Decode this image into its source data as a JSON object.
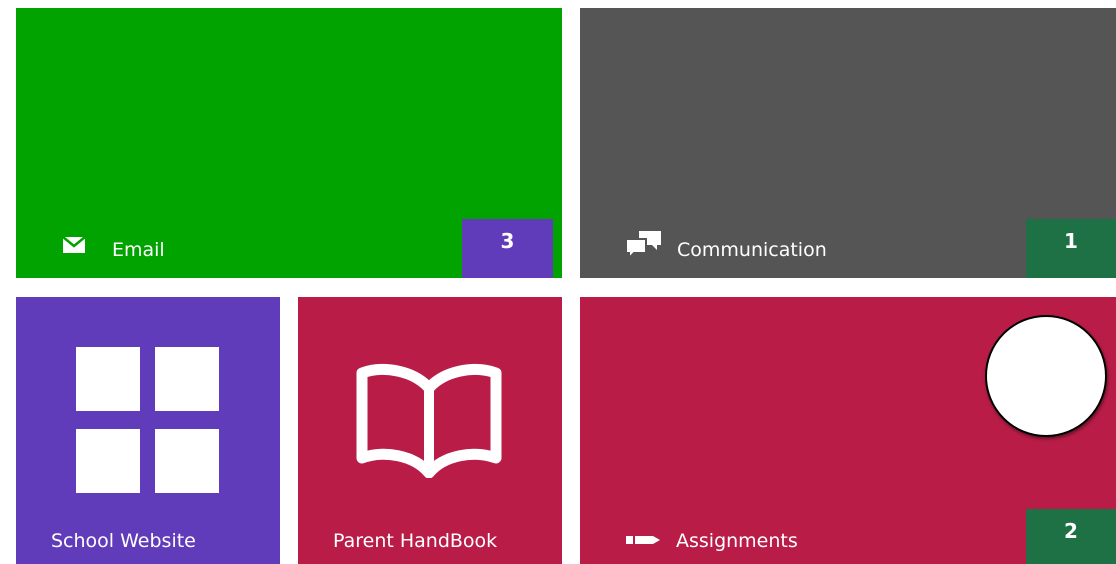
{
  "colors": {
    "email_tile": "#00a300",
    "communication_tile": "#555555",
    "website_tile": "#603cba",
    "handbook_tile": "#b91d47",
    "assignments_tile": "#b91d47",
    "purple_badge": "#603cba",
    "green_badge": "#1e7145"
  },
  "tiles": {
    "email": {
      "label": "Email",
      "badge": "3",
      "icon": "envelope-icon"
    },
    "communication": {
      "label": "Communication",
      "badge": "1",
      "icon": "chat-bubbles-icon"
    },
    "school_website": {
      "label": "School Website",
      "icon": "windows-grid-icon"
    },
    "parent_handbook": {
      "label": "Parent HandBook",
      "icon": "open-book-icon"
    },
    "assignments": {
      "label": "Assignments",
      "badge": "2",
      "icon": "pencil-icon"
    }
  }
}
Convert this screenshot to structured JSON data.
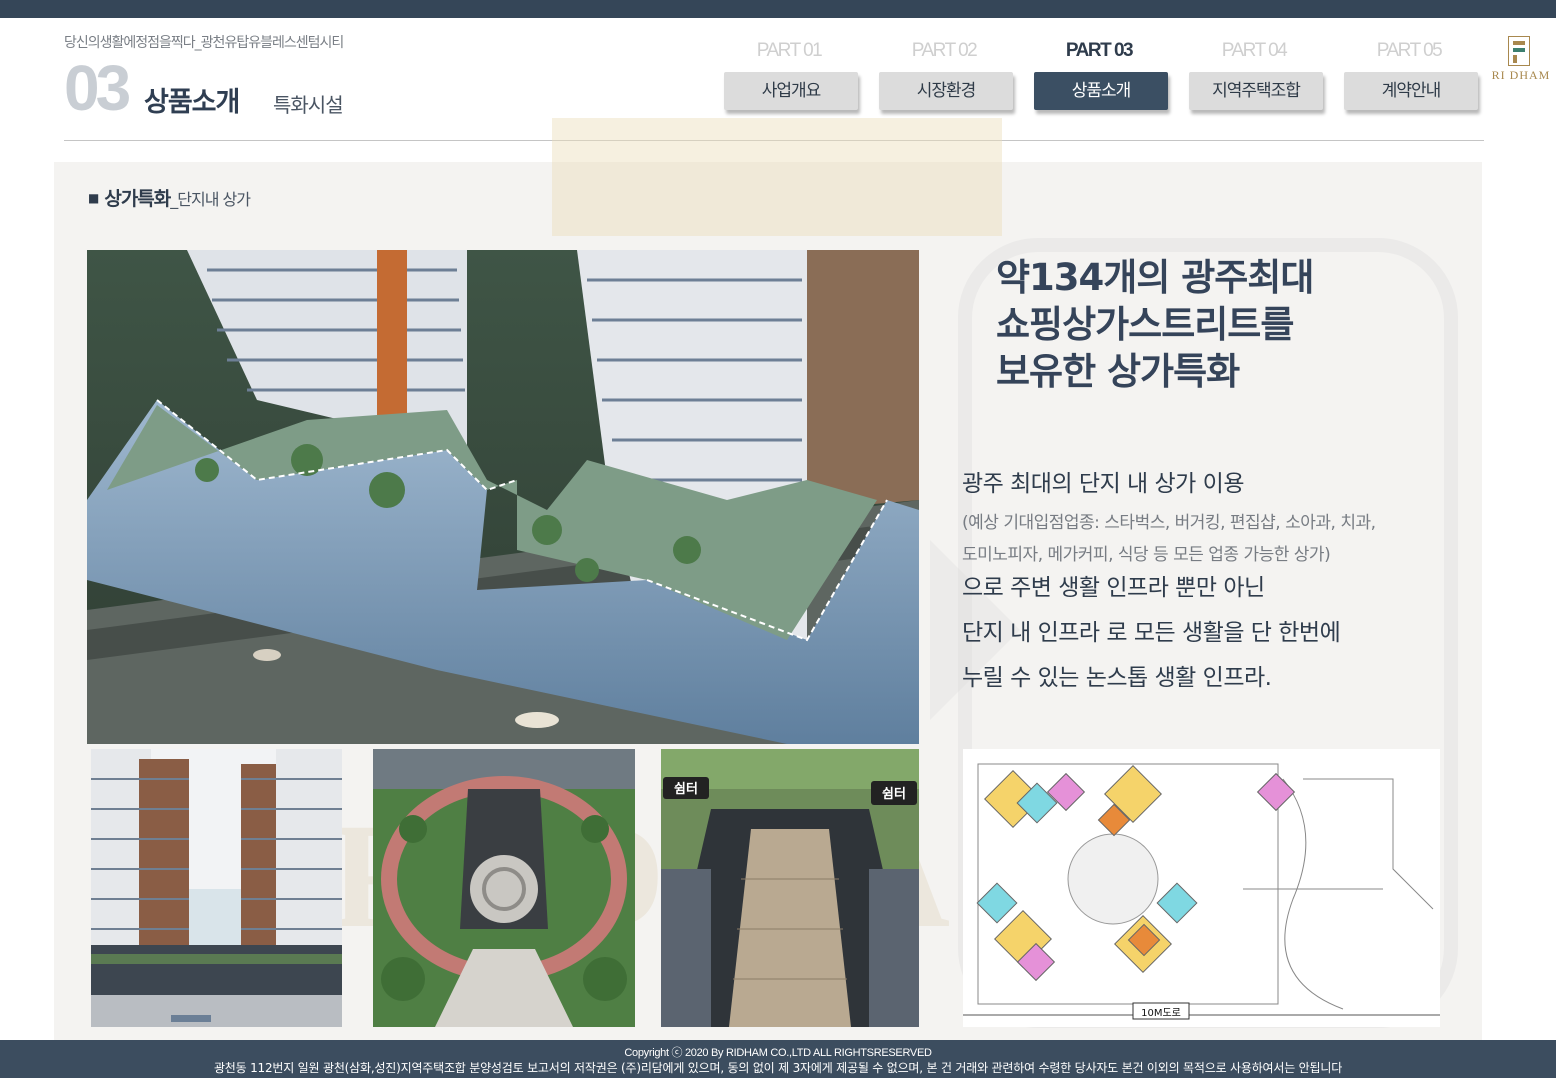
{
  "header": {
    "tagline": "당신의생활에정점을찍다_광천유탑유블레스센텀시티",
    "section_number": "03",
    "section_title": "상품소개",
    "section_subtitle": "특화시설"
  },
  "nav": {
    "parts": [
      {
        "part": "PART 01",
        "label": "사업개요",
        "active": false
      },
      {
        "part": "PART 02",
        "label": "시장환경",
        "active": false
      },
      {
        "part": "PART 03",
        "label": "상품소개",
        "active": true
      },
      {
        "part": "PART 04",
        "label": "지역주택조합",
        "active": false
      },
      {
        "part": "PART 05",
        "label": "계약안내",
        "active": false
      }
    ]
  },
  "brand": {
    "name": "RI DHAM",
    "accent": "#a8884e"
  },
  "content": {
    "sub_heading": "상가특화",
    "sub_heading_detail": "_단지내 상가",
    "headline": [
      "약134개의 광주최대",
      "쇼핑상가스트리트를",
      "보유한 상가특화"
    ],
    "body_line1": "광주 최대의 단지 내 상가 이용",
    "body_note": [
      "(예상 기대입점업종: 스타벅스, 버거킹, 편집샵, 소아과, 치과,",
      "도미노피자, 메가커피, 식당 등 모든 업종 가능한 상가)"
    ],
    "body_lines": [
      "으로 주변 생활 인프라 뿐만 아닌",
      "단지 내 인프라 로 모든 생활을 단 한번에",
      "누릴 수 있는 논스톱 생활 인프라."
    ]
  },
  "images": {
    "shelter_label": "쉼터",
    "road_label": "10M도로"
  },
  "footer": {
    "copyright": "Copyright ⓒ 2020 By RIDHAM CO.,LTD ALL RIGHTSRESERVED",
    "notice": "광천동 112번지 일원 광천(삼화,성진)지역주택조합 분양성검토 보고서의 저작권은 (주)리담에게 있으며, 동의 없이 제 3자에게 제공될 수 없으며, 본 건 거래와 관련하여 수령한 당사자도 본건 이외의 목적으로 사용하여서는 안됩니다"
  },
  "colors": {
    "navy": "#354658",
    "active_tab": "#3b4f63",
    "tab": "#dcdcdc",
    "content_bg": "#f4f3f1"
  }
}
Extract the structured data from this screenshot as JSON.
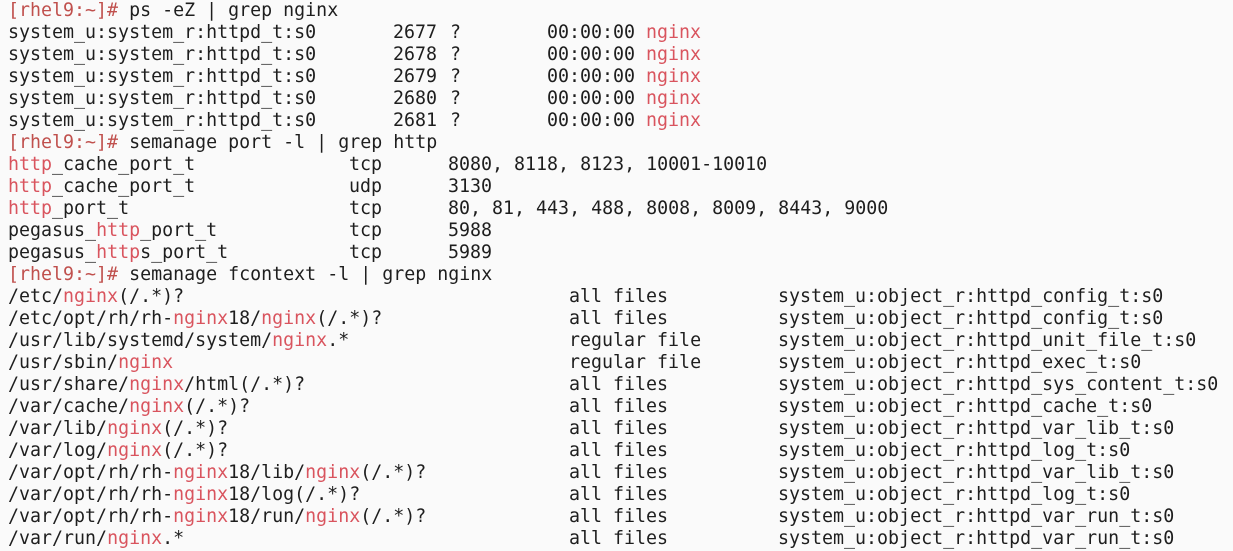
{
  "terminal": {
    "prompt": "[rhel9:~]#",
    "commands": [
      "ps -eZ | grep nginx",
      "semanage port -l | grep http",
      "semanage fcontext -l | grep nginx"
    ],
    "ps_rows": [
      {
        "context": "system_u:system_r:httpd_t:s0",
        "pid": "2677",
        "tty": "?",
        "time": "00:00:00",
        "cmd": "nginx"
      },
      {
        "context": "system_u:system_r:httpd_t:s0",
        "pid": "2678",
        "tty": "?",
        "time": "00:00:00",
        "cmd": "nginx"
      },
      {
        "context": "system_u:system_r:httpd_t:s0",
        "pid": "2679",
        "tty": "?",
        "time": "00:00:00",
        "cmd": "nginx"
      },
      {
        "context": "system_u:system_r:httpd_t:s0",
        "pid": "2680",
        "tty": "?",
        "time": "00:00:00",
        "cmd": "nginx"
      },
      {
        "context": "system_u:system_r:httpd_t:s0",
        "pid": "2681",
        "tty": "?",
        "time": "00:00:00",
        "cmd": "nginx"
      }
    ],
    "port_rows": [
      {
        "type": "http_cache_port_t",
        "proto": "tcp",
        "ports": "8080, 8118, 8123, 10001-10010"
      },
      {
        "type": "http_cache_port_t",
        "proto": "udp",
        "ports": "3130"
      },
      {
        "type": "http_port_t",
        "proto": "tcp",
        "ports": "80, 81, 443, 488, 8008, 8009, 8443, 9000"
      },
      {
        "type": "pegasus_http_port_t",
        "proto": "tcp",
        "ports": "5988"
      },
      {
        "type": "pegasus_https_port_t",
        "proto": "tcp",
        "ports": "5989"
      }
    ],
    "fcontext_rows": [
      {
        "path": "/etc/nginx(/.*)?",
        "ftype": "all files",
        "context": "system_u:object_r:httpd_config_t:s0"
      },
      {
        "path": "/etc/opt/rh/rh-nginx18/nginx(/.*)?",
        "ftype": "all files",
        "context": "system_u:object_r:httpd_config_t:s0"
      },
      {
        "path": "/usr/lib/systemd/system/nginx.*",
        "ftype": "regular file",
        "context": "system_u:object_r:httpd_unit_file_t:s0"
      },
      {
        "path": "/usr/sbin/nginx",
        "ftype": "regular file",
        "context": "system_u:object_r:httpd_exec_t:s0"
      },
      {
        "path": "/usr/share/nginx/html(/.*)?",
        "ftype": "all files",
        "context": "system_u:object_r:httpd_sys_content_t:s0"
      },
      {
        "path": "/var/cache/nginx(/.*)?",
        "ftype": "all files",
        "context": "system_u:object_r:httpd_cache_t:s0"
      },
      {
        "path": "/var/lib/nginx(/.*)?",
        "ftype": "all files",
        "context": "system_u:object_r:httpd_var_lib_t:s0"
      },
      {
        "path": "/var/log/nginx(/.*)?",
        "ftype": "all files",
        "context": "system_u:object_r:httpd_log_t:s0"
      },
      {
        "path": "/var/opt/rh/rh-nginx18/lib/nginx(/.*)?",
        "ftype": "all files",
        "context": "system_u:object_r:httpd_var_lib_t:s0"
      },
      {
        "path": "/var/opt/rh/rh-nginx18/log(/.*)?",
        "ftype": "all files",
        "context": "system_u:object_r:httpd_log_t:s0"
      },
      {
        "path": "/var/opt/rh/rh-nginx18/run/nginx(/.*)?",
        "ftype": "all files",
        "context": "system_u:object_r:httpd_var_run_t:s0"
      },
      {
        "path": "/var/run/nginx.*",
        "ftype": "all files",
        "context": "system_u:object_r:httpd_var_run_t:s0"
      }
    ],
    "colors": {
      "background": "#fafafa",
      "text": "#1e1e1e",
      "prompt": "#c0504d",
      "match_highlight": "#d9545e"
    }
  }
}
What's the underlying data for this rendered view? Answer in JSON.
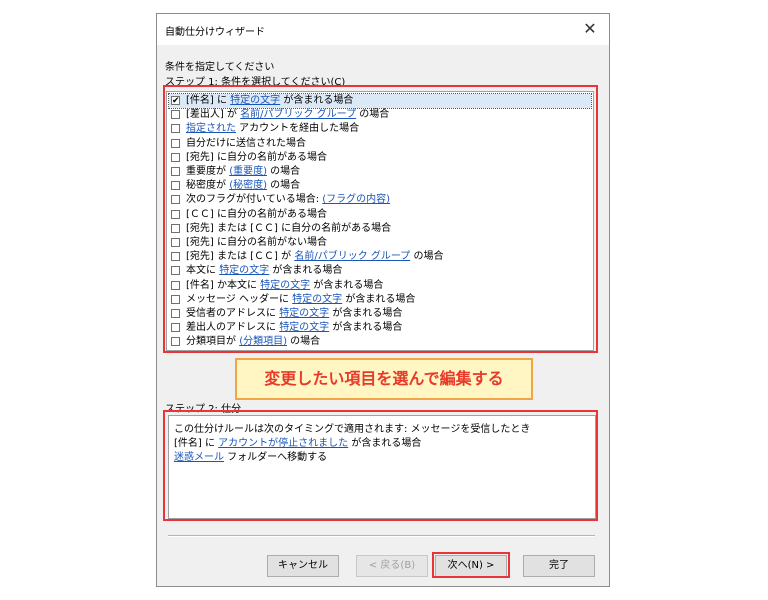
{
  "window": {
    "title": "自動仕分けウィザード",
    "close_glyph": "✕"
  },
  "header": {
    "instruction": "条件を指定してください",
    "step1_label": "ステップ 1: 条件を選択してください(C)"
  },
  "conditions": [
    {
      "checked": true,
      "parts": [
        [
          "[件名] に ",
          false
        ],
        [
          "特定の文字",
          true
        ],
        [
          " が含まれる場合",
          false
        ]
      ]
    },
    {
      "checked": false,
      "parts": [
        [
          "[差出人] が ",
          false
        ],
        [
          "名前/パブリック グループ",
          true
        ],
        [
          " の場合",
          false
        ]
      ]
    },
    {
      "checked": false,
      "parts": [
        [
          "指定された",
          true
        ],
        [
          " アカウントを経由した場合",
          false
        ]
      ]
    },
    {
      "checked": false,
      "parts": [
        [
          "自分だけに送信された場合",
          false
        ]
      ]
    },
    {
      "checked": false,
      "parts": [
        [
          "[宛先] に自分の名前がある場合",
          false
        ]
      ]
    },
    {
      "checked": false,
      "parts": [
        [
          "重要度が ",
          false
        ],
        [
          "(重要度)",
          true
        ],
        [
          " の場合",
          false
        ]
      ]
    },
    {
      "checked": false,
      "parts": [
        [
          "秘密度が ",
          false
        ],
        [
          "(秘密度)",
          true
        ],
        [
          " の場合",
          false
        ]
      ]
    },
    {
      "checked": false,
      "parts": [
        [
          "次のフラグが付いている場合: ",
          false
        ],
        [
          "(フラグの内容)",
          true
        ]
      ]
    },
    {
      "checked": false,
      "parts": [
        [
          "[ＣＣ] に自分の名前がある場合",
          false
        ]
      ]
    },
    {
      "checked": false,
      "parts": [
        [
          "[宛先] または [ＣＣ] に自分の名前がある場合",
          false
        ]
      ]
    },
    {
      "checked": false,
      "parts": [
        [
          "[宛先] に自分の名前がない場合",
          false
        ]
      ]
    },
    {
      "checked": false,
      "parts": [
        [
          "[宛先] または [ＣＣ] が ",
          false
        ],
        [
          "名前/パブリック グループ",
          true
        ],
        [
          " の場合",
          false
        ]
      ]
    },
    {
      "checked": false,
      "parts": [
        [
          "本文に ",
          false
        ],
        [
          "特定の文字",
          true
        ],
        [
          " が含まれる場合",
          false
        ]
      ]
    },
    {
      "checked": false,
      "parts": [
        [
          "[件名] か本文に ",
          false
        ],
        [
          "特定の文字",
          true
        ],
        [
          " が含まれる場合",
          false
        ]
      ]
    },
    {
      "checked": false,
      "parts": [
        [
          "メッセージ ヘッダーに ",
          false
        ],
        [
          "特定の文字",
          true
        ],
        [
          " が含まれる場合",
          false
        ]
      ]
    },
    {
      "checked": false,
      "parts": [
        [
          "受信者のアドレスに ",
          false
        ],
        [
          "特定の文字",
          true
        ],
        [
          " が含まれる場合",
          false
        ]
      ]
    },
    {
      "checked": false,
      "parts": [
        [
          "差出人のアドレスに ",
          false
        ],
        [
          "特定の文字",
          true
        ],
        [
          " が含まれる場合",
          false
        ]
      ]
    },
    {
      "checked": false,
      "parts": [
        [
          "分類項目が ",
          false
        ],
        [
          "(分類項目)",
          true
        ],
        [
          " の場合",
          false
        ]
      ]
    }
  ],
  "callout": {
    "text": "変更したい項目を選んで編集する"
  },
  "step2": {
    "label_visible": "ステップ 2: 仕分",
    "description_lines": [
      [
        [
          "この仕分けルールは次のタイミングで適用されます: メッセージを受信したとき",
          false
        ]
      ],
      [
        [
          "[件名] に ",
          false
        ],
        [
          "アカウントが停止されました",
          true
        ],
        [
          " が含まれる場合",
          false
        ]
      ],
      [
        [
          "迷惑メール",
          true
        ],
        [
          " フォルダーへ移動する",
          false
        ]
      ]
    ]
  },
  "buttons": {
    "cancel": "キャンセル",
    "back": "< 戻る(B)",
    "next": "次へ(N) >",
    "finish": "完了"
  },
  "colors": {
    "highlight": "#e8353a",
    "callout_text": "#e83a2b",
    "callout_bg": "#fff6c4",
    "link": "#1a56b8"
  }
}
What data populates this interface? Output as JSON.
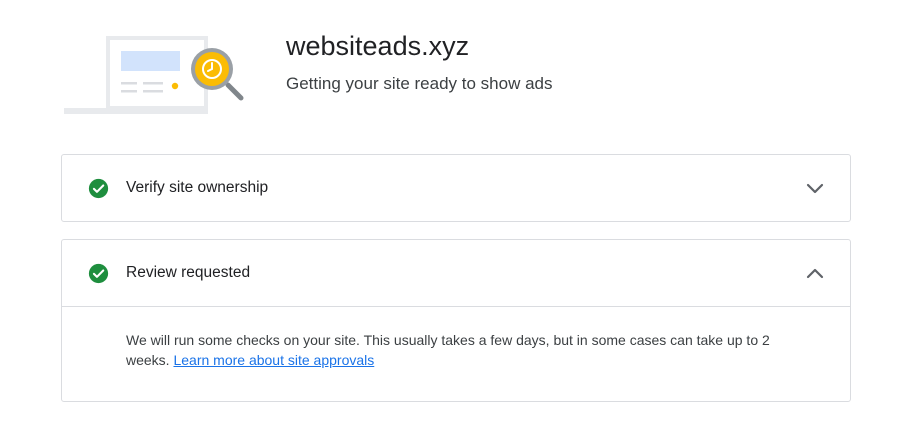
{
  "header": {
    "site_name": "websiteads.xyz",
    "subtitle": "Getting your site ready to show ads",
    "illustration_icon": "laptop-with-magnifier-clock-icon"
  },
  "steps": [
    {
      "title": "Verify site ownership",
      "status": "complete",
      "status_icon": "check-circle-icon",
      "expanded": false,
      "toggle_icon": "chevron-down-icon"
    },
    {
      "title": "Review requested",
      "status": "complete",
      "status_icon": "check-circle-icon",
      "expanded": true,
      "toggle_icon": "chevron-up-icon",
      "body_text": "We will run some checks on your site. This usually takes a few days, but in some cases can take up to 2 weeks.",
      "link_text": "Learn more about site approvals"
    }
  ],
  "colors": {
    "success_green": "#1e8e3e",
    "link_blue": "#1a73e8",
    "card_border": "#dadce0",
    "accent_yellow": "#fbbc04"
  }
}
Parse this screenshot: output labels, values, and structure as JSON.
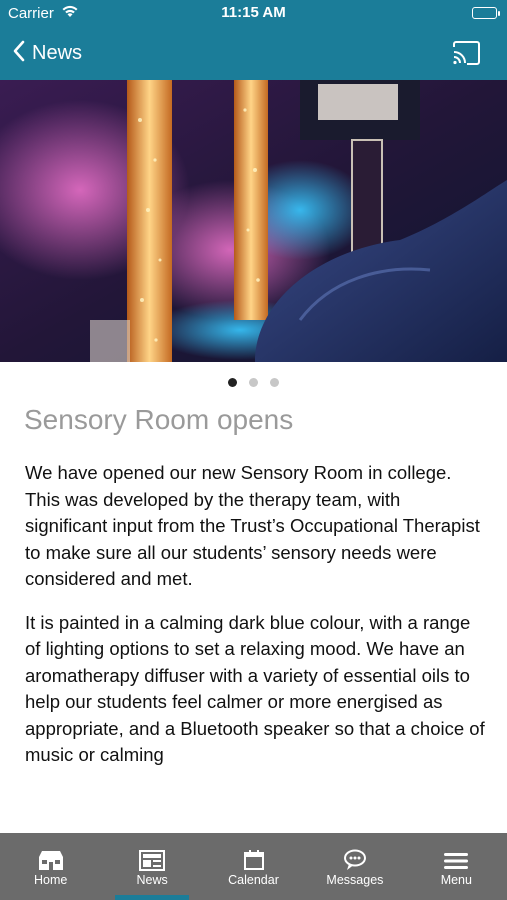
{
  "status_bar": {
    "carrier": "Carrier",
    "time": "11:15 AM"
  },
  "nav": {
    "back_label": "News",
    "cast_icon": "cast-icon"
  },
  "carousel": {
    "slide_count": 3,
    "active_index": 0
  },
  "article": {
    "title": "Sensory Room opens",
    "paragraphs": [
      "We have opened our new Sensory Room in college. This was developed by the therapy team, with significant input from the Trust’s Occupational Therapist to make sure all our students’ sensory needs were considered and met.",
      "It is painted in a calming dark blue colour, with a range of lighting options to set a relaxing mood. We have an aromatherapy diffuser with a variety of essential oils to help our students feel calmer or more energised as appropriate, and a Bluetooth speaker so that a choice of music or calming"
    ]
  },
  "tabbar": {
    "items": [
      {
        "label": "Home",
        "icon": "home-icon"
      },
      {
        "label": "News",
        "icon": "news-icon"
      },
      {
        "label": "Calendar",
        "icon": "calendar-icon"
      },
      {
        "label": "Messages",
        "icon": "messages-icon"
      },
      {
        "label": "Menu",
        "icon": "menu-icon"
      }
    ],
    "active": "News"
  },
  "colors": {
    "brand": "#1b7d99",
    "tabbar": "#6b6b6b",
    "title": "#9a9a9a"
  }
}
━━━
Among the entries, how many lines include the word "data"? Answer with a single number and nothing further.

5